Because the noughts have come and gone, I am trying to revisit all the Palme d’Or winners of the past decade. I started with my favourite Cannes winner of them all, Gus Van Sant’s Elephant, the middle film of his Death trilogy. Elephant, which is a fictionalized reimagination of the Columbine Massacre, follows the lives of ordinary students in a fictional high school as it builds to a disturbing and devastating conclusion.
This film is extraordinary because it successfully evokes a simultaneous feeling of sympathy and helplessness for the characters as they go about their regular affairs minutes before the shooting. Elephant thus gives a human face to all students who die in school shootings. Viewers can finally realize that these dead students are not just statistics to be forgotten, but are people who have touched lives and whose lives have been touched.

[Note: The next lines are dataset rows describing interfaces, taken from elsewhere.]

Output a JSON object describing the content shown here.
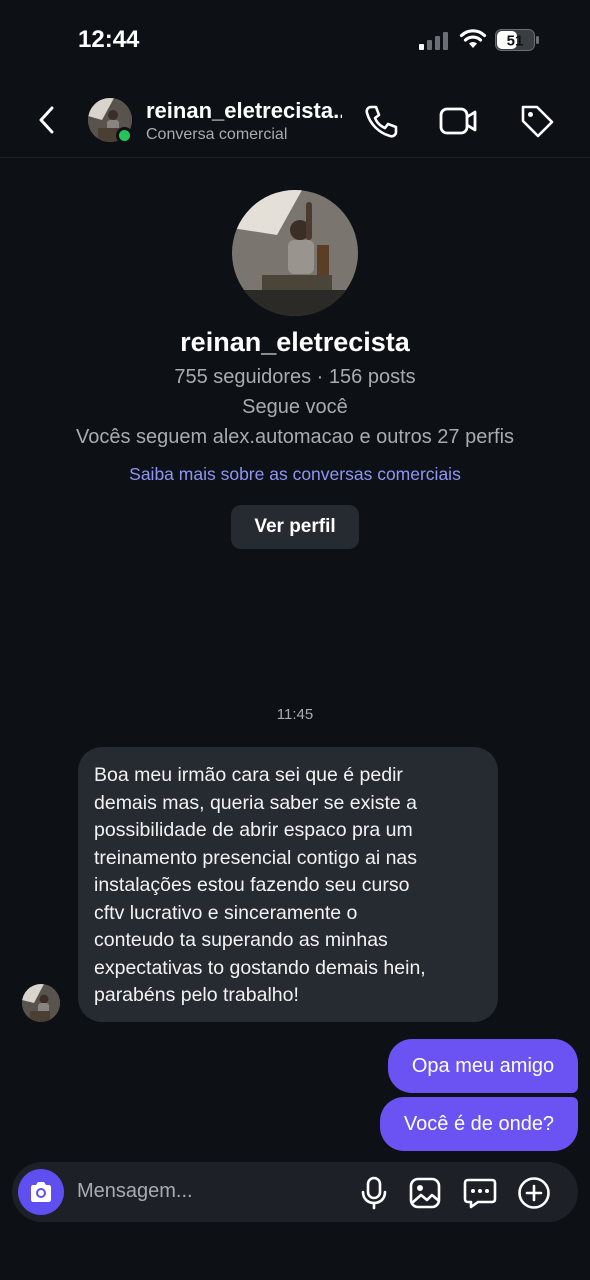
{
  "status_bar": {
    "time": "12:44",
    "battery": "51",
    "icons": [
      "signal-icon",
      "wifi-icon",
      "battery-icon"
    ]
  },
  "header": {
    "name": "reinan_eletrecista...",
    "subtitle": "Conversa comercial",
    "icons": [
      "back-icon",
      "phone-icon",
      "video-icon",
      "tag-icon"
    ],
    "online_color": "#25c35a"
  },
  "profile": {
    "username": "reinan_eletrecista",
    "stats": "755 seguidores · 156 posts",
    "follows_you": "Segue você",
    "mutual": "Vocês seguem alex.automacao e outros 27 perfis",
    "learn_more_link": "Saiba mais sobre as conversas comerciais",
    "view_profile_label": "Ver perfil"
  },
  "conversation": {
    "timestamp": "11:45",
    "messages": [
      {
        "direction": "incoming",
        "text": "Boa meu irmão  cara sei que é pedir\ndemais mas, queria saber se existe a\npossibilidade de abrir espaco pra um\ntreinamento presencial contigo ai nas\ninstalações estou fazendo seu curso\ncftv lucrativo e sinceramente o\nconteudo ta superando as minhas\nexpectativas to gostando demais hein,\nparabéns pelo trabalho!"
      },
      {
        "direction": "outgoing",
        "text": "Opa meu amigo"
      },
      {
        "direction": "outgoing",
        "text": "Você é de onde?"
      }
    ]
  },
  "composer": {
    "placeholder": "Mensagem...",
    "icons": [
      "camera-icon",
      "mic-icon",
      "gallery-icon",
      "sticker-icon",
      "plus-icon"
    ]
  },
  "colors": {
    "background": "#0d1116",
    "incoming_bubble": "#262a31",
    "outgoing_bubble": "#6a52f3",
    "link": "#8f95f5",
    "accent": "#5f4ff0"
  }
}
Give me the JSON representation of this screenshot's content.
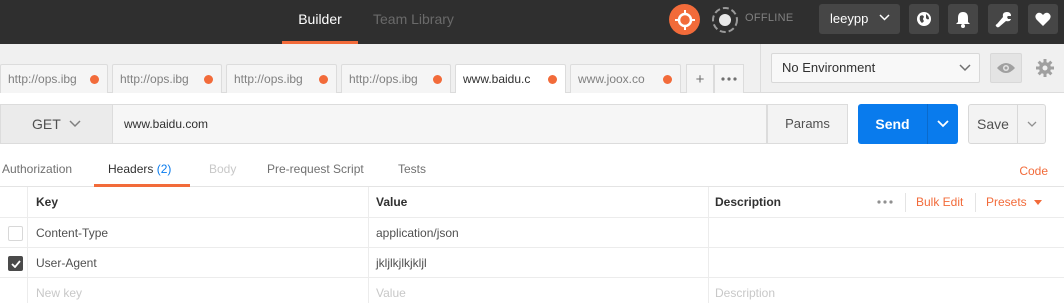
{
  "topbar": {
    "tabs": [
      {
        "label": "Builder",
        "active": true
      },
      {
        "label": "Team Library",
        "active": false
      }
    ],
    "status_text": "OFFLINE",
    "user": "leeypp",
    "icons": [
      "sync-icon",
      "offline-icon",
      "globe-icon",
      "bell-icon",
      "wrench-icon",
      "heart-icon"
    ],
    "accent_color": "#f26b3a"
  },
  "request_tabs": [
    {
      "label": "http://ops.ibg",
      "active": false,
      "unsaved": true
    },
    {
      "label": "http://ops.ibg",
      "active": false,
      "unsaved": true
    },
    {
      "label": "http://ops.ibg",
      "active": false,
      "unsaved": true
    },
    {
      "label": "http://ops.ibg",
      "active": false,
      "unsaved": true
    },
    {
      "label": "www.baidu.c",
      "active": true,
      "unsaved": true
    },
    {
      "label": "www.joox.co",
      "active": false,
      "unsaved": true
    }
  ],
  "add_tab_label": "+",
  "environment": {
    "selected": "No Environment"
  },
  "request": {
    "method": "GET",
    "url": "www.baidu.com",
    "params_label": "Params",
    "send_label": "Send",
    "save_label": "Save",
    "send_color": "#097bed"
  },
  "subtabs": [
    {
      "label": "Authorization",
      "state": "normal"
    },
    {
      "label": "Headers",
      "count": "(2)",
      "state": "active"
    },
    {
      "label": "Body",
      "state": "disabled"
    },
    {
      "label": "Pre-request Script",
      "state": "normal"
    },
    {
      "label": "Tests",
      "state": "normal"
    }
  ],
  "code_link": "Code",
  "headers_table": {
    "columns": {
      "key": "Key",
      "value": "Value",
      "description": "Description"
    },
    "bulk_edit_label": "Bulk Edit",
    "presets_label": "Presets",
    "rows": [
      {
        "checked": false,
        "key": "Content-Type",
        "value": "application/json",
        "description": ""
      },
      {
        "checked": true,
        "key": "User-Agent",
        "value": "jkljlkjlkjkljl",
        "description": ""
      }
    ],
    "new_row": {
      "key_placeholder": "New key",
      "value_placeholder": "Value",
      "description_placeholder": "Description"
    }
  }
}
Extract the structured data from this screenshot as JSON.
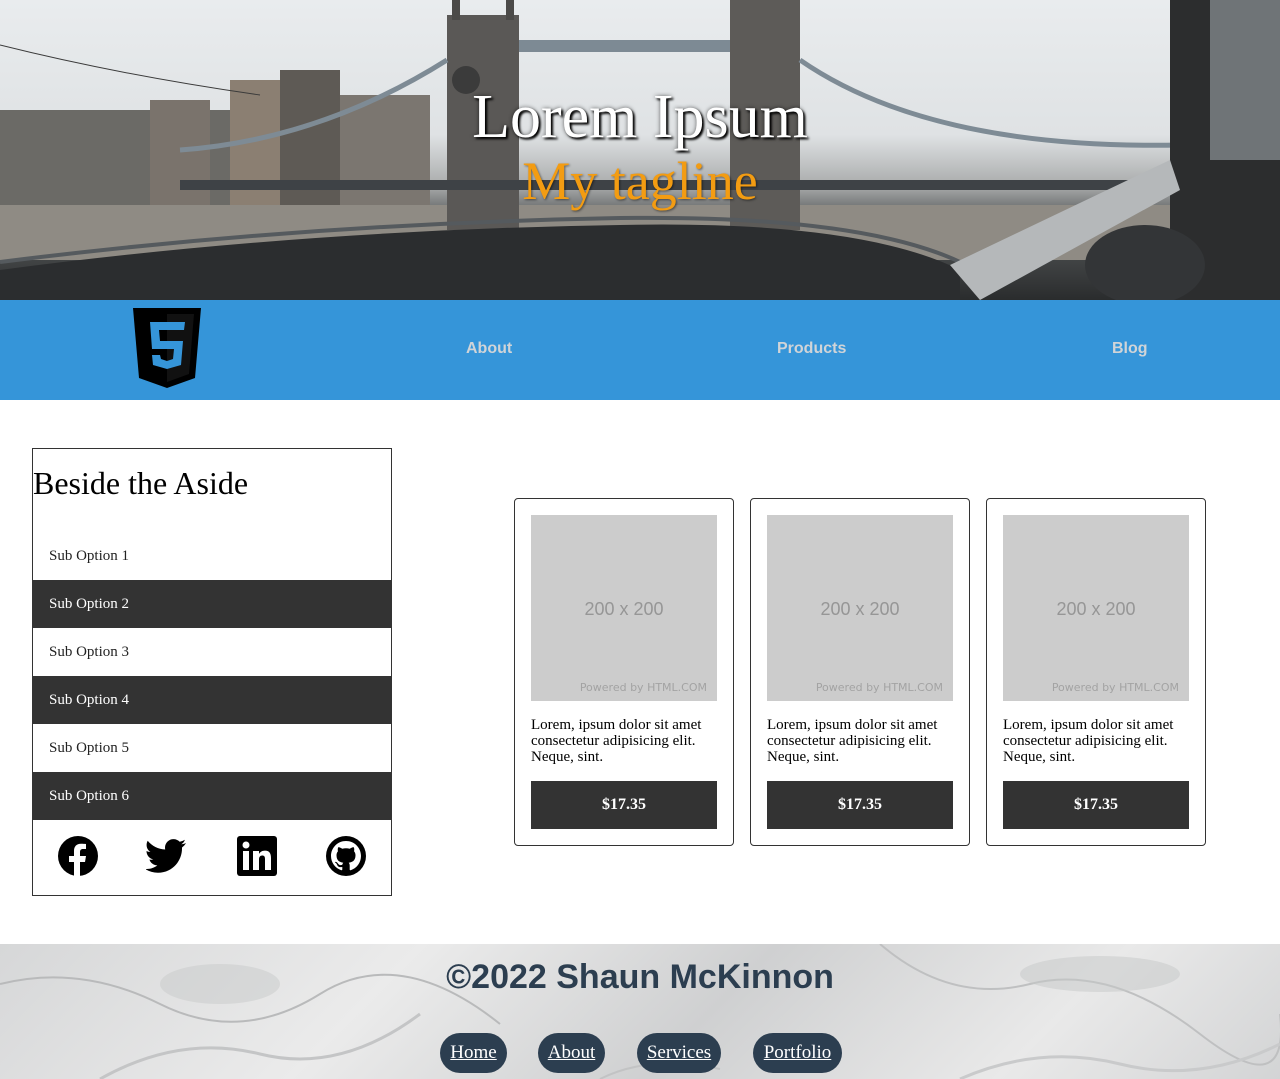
{
  "hero": {
    "title": "Lorem Ipsum",
    "tagline": "My tagline",
    "title_color": "#ffffff",
    "tagline_color": "#f39c12"
  },
  "nav": {
    "logo_icon": "html5-logo-icon",
    "items": [
      {
        "label": "About"
      },
      {
        "label": "Products"
      },
      {
        "label": "Blog"
      }
    ],
    "background": "#3595d9"
  },
  "aside": {
    "heading": "Beside the Aside",
    "options": [
      {
        "label": "Sub Option 1"
      },
      {
        "label": "Sub Option 2"
      },
      {
        "label": "Sub Option 3"
      },
      {
        "label": "Sub Option 4"
      },
      {
        "label": "Sub Option 5"
      },
      {
        "label": "Sub Option 6"
      }
    ],
    "social_icons": [
      "facebook-icon",
      "twitter-icon",
      "linkedin-icon",
      "github-icon"
    ]
  },
  "products": [
    {
      "image_text": "200 x 200",
      "image_credit": "Powered by HTML.COM",
      "description": "Lorem, ipsum dolor sit amet consectetur adipisicing elit. Neque, sint.",
      "price": "$17.35"
    },
    {
      "image_text": "200 x 200",
      "image_credit": "Powered by HTML.COM",
      "description": "Lorem, ipsum dolor sit amet consectetur adipisicing elit. Neque, sint.",
      "price": "$17.35"
    },
    {
      "image_text": "200 x 200",
      "image_credit": "Powered by HTML.COM",
      "description": "Lorem, ipsum dolor sit amet consectetur adipisicing elit. Neque, sint.",
      "price": "$17.35"
    }
  ],
  "footer": {
    "copyright": "©2022 Shaun McKinnon",
    "links": [
      {
        "label": "Home"
      },
      {
        "label": "About"
      },
      {
        "label": "Services"
      },
      {
        "label": "Portfolio"
      }
    ],
    "accent": "#2c3e50"
  }
}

The characters are richly developed by following the mundane nature of everyday high school life, a life that is soon to be rocked to its core by the disturbing resolution. A different perspective is used for each character. One scene will follow one character. Another scene will follow someone else. There are scenes where characters meet but these are revisited several times from different points of view. All in all, the direction and cinematography are majestic as Van Sant goes all Bela Tarr on us by using long uninterrupted tracking shots to evoke realism. The film’s use of bright autumn colors, with yellow the most prominent, is a sort of antidote to the blackening poison that is its denouement. However, the ubiquity of long haunting corridors brings a constant reminder of its darker theme.

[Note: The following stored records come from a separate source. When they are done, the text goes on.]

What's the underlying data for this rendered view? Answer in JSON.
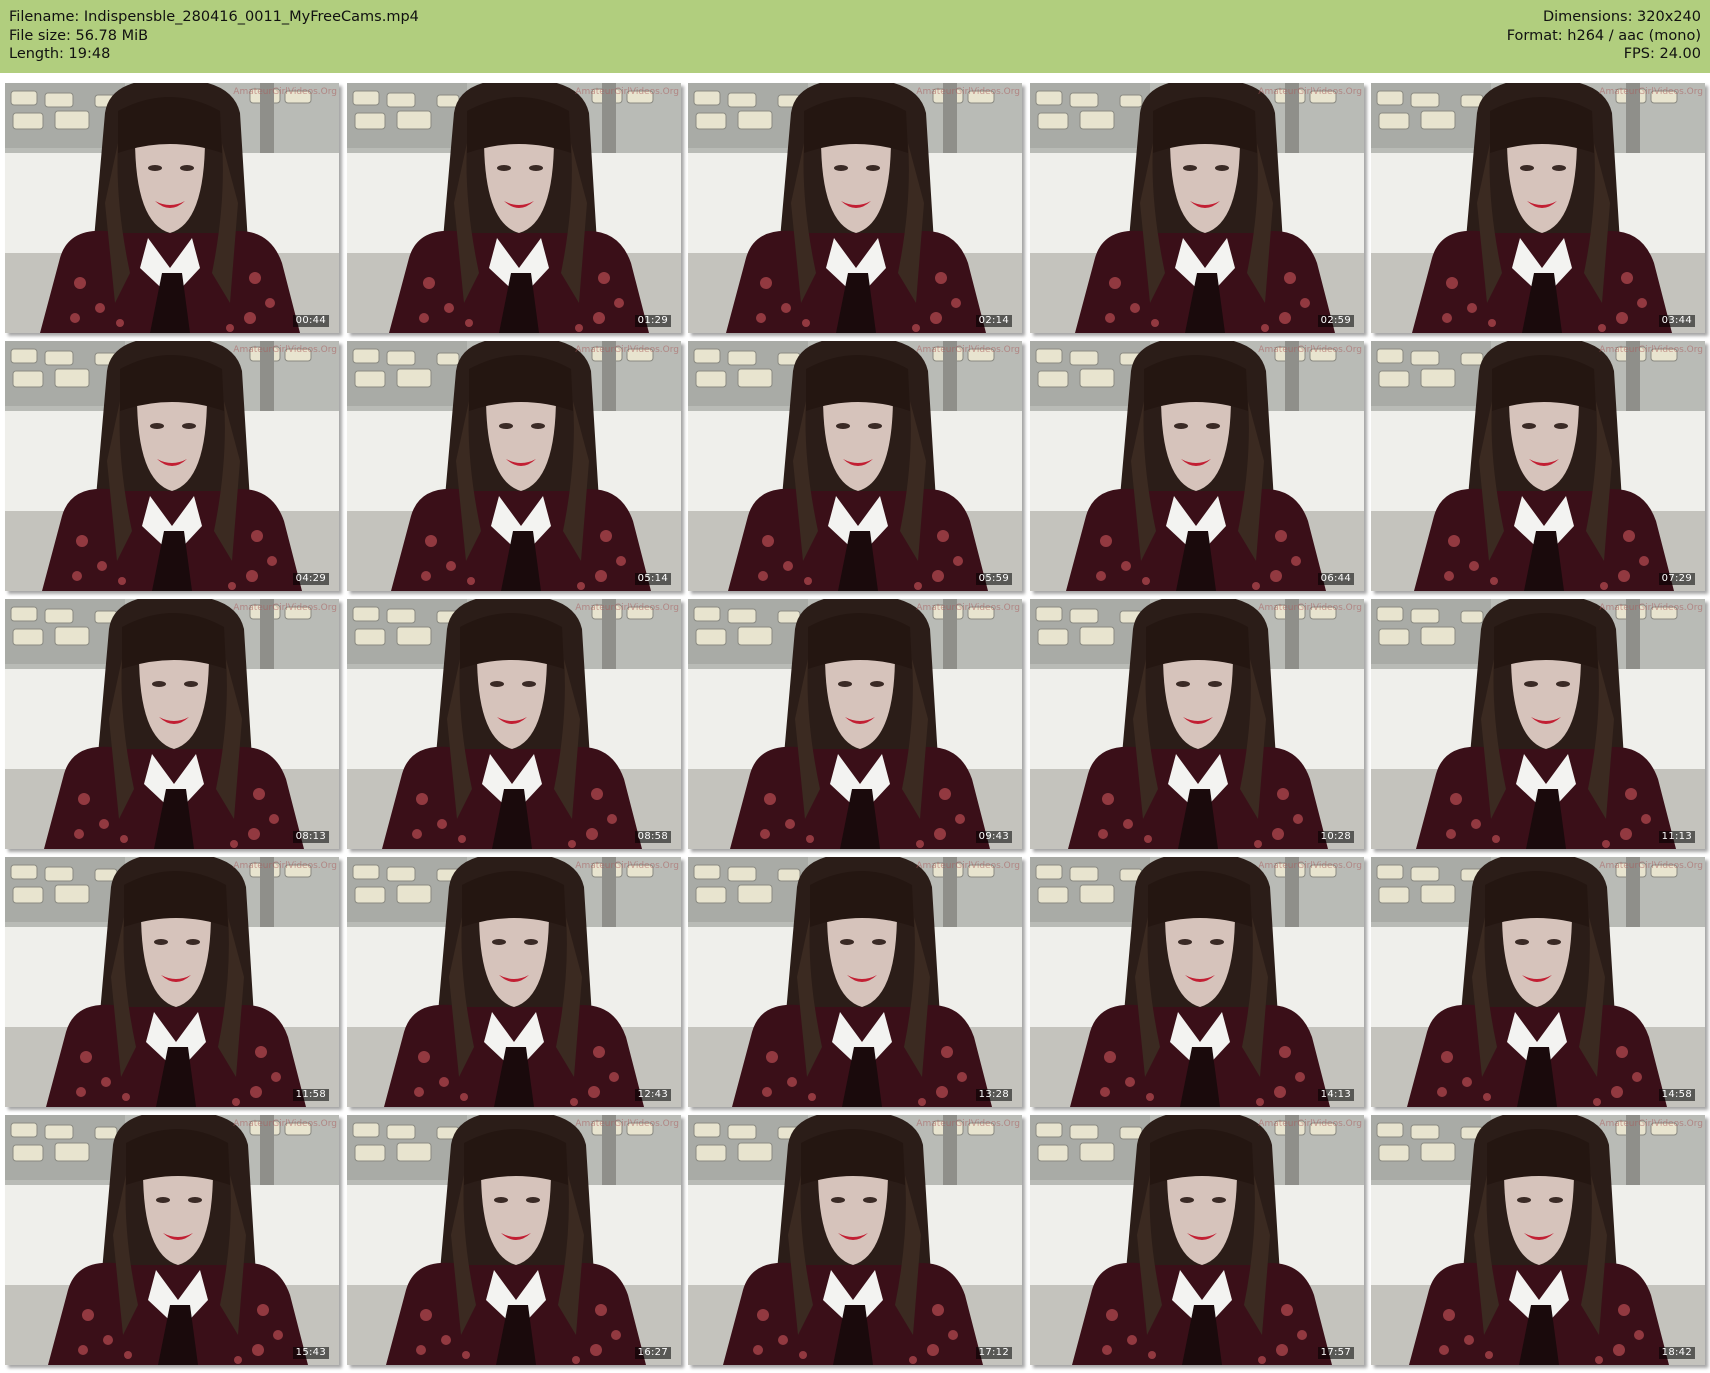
{
  "header": {
    "filename_label": "Filename: Indispensble_280416_0011_MyFreeCams.mp4",
    "filesize_label": "File size: 56.78 MiB",
    "length_label": "Length: 19:48",
    "dimensions_label": "Dimensions: 320x240",
    "format_label": "Format: h264 / aac (mono)",
    "fps_label": "FPS: 24.00",
    "background_color": "#b1ce7e"
  },
  "watermark": "AmateurGirlVideos.Org",
  "thumbnails": [
    {
      "timestamp": "00:44"
    },
    {
      "timestamp": "01:29"
    },
    {
      "timestamp": "02:14"
    },
    {
      "timestamp": "02:59"
    },
    {
      "timestamp": "03:44"
    },
    {
      "timestamp": "04:29"
    },
    {
      "timestamp": "05:14"
    },
    {
      "timestamp": "05:59"
    },
    {
      "timestamp": "06:44"
    },
    {
      "timestamp": "07:29"
    },
    {
      "timestamp": "08:13"
    },
    {
      "timestamp": "08:58"
    },
    {
      "timestamp": "09:43"
    },
    {
      "timestamp": "10:28"
    },
    {
      "timestamp": "11:13"
    },
    {
      "timestamp": "11:58"
    },
    {
      "timestamp": "12:43"
    },
    {
      "timestamp": "13:28"
    },
    {
      "timestamp": "14:13"
    },
    {
      "timestamp": "14:58"
    },
    {
      "timestamp": "15:43"
    },
    {
      "timestamp": "16:27"
    },
    {
      "timestamp": "17:12"
    },
    {
      "timestamp": "17:57"
    },
    {
      "timestamp": "18:42"
    }
  ]
}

Because I know the premise of the film, there is a sense of foreboding, of terrible things to come. In a way, this sense of fatalistic doom is actually the hook of the film. Still, there is something in me that tries temporarily to forget the tragedy that will eventually happen. This is like trying to ignore the “elephant in the room,” the idiom that is the pervading theme of Elephant. It is a metaphor for the gun problem in America – which has caused so many deaths but is still just being brushed off by politicians and ordinary citizens alike.

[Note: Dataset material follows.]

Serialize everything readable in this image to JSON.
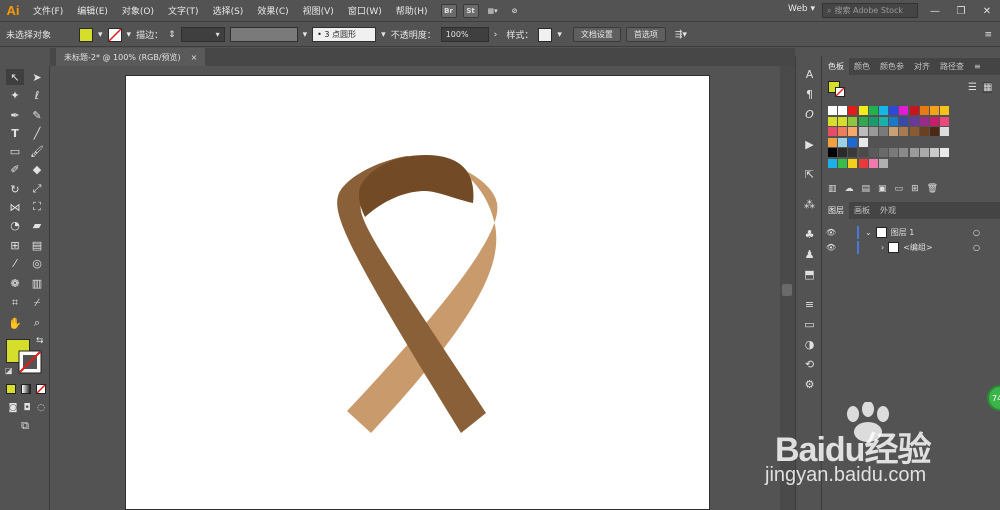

Overall, Elephant is a marvelous pièce de résistance for Gus Van Sant. What he explored superficially in some of his inferior films, like interconnectivity and lack of communication, he explores more deeply in this film. Elephant may produce polarizing reactions from the viewers, but these come from the same place – its lasting impact.